INSTRUCTIONS TO FOLLOW: Check each line of the data below for the word "Defense", then extract the ones that have it.

RECORD EXCERPTS:
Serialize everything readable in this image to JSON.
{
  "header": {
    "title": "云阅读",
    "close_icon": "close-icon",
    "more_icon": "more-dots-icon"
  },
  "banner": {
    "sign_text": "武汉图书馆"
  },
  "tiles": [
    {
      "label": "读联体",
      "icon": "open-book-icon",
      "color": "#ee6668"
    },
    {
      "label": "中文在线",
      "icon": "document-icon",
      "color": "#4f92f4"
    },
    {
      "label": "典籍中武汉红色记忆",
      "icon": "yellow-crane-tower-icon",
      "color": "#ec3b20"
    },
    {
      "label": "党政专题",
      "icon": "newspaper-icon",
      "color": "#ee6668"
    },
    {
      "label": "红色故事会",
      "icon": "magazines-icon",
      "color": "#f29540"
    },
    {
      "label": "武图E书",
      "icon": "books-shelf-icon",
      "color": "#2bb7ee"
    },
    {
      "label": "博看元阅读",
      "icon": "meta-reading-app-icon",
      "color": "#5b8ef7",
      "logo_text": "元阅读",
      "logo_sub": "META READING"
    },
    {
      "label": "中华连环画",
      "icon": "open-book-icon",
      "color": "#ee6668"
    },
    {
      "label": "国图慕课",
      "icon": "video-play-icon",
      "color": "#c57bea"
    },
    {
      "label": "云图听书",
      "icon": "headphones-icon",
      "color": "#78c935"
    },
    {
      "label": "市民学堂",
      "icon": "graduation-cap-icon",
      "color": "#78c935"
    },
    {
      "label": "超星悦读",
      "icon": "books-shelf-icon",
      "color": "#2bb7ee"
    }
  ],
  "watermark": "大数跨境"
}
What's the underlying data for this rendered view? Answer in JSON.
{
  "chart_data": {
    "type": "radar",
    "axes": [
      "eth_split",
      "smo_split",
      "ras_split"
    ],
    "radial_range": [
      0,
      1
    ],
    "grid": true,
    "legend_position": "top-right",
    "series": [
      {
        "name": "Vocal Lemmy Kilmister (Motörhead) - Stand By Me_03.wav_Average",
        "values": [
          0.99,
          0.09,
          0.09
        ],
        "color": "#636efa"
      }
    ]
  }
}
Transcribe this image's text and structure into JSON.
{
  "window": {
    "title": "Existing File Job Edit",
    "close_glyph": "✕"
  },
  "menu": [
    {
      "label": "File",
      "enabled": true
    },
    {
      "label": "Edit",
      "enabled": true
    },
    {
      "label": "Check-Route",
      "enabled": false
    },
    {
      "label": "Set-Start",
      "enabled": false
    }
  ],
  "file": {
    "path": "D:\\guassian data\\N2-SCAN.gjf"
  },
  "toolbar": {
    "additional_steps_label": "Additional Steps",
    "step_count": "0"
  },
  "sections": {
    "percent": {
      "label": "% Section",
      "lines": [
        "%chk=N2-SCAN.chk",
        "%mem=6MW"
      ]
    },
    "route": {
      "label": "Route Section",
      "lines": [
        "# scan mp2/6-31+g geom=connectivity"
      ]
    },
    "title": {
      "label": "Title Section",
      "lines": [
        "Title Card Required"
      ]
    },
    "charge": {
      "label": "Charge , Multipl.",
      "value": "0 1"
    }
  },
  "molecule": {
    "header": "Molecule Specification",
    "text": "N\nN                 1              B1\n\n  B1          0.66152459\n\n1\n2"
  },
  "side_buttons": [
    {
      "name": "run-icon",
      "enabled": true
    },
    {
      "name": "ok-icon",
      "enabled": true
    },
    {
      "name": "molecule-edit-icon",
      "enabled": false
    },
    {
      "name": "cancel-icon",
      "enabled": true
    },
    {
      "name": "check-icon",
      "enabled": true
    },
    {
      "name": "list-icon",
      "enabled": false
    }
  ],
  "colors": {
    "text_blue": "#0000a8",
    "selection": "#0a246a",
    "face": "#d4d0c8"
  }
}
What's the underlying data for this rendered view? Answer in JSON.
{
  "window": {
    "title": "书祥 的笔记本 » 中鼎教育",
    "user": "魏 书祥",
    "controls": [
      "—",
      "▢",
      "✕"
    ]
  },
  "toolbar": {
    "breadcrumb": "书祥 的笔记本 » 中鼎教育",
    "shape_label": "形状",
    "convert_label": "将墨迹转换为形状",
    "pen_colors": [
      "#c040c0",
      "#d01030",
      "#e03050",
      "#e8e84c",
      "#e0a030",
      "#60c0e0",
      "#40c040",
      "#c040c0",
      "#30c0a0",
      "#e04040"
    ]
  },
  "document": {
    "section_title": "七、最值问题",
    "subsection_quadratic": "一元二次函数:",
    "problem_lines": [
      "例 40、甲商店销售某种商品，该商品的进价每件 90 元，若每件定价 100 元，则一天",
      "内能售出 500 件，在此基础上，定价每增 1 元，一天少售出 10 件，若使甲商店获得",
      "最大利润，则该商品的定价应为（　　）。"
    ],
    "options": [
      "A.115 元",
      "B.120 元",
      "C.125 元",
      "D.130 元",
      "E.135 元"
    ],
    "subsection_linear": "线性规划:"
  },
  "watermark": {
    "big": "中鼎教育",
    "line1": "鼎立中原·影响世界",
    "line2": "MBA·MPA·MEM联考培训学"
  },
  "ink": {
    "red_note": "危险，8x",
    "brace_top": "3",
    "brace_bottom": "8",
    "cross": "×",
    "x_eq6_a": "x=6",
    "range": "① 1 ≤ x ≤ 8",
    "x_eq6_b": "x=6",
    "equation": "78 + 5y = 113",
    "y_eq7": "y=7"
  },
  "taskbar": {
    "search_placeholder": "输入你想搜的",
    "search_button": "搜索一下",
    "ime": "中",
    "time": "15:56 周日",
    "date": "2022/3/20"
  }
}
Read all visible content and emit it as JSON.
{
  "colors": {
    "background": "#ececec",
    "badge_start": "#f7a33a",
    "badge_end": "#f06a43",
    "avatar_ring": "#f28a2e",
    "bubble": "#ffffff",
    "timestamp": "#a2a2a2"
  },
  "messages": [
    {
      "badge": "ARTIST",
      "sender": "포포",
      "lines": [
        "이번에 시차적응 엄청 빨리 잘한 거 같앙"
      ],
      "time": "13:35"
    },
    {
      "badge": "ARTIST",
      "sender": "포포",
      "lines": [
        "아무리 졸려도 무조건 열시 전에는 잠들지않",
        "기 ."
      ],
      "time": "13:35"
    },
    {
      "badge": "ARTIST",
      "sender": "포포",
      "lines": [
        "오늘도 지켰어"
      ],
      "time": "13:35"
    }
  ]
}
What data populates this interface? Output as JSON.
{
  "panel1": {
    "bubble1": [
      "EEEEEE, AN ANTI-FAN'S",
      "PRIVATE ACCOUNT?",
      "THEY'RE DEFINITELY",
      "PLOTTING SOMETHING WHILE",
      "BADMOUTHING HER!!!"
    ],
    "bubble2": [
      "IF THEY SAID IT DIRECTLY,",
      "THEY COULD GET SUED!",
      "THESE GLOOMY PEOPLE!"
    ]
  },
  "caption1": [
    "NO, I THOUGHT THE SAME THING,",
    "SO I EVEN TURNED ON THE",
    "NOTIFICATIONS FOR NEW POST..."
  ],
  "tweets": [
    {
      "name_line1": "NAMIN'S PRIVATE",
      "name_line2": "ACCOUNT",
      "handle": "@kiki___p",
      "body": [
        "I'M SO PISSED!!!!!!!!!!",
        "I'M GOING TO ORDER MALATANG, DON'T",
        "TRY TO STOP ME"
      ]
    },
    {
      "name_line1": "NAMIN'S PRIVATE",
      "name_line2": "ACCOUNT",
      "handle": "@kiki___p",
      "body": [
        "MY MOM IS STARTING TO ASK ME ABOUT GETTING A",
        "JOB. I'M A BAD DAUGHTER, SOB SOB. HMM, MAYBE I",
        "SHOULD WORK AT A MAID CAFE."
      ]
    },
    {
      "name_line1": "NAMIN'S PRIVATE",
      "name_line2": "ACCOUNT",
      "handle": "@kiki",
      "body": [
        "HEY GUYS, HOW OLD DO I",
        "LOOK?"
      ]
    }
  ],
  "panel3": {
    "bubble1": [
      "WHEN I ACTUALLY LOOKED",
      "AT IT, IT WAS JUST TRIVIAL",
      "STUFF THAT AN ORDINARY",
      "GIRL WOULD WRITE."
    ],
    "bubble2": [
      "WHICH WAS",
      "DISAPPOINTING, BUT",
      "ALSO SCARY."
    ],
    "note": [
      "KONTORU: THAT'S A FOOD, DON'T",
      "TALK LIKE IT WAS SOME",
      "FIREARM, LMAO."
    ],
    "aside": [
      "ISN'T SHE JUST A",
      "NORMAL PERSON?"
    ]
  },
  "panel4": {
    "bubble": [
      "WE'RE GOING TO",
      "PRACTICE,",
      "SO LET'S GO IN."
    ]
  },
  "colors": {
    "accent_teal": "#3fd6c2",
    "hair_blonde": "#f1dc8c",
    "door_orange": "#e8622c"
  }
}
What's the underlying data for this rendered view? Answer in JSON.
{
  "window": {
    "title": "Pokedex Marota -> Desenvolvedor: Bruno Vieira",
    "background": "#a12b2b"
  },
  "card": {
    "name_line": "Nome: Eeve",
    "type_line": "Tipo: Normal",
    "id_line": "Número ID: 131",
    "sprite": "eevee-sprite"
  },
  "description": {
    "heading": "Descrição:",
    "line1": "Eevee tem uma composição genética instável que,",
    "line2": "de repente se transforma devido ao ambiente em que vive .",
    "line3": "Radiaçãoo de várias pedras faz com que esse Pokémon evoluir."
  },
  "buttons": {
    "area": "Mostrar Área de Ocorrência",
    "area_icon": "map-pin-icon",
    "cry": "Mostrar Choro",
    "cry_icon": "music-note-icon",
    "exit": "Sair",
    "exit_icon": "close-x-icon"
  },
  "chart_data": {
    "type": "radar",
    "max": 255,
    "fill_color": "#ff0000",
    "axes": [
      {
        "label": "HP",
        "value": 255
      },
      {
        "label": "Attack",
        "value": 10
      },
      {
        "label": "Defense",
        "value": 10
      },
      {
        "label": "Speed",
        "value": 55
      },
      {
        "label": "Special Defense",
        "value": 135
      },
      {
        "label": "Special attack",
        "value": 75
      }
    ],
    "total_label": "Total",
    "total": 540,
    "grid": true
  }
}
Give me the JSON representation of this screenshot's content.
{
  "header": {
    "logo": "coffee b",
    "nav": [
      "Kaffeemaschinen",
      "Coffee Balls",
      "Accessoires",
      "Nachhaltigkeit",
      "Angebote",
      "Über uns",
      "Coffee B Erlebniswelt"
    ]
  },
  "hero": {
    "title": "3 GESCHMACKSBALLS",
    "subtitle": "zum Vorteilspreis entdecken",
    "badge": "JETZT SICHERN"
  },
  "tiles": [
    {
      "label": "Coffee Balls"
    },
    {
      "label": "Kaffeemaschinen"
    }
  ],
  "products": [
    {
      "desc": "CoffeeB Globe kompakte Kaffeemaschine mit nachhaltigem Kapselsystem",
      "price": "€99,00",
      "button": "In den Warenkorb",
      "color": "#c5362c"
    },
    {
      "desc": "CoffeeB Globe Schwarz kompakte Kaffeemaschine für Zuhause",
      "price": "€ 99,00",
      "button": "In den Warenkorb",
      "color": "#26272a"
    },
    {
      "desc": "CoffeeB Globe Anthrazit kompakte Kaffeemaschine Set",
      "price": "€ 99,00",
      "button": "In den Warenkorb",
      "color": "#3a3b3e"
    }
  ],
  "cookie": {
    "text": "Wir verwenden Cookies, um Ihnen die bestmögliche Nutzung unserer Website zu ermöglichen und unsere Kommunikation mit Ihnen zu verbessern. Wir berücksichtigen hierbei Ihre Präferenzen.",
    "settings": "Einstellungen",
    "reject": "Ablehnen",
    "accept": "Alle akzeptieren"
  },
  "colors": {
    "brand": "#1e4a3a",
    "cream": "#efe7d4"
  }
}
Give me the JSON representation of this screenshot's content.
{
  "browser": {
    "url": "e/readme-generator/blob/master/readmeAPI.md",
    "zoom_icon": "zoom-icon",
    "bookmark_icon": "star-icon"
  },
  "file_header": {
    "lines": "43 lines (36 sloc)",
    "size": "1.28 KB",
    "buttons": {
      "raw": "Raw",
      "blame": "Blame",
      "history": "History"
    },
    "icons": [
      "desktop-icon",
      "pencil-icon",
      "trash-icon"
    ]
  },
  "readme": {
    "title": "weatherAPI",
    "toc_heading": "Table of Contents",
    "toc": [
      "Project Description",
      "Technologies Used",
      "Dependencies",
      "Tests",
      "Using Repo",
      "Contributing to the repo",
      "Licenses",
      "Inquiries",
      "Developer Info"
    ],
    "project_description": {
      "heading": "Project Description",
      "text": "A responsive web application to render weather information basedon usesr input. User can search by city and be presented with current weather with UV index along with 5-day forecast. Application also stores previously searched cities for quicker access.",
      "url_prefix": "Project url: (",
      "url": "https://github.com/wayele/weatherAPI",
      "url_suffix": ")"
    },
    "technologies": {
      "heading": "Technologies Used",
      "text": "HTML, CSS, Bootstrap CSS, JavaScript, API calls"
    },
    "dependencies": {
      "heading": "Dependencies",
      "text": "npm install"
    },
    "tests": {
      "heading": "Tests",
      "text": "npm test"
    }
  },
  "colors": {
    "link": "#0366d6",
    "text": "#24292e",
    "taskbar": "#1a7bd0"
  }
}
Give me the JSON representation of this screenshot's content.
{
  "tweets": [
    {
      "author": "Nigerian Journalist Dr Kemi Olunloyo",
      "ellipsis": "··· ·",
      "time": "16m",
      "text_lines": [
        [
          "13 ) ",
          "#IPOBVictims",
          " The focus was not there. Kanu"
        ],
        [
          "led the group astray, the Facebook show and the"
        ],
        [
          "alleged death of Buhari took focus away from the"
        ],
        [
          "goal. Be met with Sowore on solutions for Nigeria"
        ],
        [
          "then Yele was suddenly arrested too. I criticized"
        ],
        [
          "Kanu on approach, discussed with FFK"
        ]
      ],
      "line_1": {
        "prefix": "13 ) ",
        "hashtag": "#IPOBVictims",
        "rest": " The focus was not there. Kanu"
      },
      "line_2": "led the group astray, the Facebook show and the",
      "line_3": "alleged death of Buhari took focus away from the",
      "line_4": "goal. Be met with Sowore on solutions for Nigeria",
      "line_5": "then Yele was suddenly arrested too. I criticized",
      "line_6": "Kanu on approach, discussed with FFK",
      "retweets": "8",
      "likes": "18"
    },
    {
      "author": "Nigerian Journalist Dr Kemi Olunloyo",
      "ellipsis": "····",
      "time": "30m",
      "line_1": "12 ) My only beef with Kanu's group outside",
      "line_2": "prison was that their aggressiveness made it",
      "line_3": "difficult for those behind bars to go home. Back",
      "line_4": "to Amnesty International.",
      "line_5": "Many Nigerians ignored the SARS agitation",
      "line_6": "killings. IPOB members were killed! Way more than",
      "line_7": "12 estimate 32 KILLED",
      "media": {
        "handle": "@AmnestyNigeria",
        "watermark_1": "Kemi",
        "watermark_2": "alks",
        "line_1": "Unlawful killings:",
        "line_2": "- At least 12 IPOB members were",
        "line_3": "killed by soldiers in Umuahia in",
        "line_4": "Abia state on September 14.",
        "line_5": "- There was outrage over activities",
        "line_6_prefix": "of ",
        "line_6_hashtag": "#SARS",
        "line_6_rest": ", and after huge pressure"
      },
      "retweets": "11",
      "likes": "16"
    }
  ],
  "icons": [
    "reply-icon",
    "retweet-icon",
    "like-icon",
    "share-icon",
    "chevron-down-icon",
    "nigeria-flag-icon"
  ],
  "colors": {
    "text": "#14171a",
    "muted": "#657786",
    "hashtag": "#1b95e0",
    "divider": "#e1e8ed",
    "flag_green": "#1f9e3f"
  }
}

ANSWER TO THE PROBLEM:
        "label": "Defense",
        "label": "Special Defense",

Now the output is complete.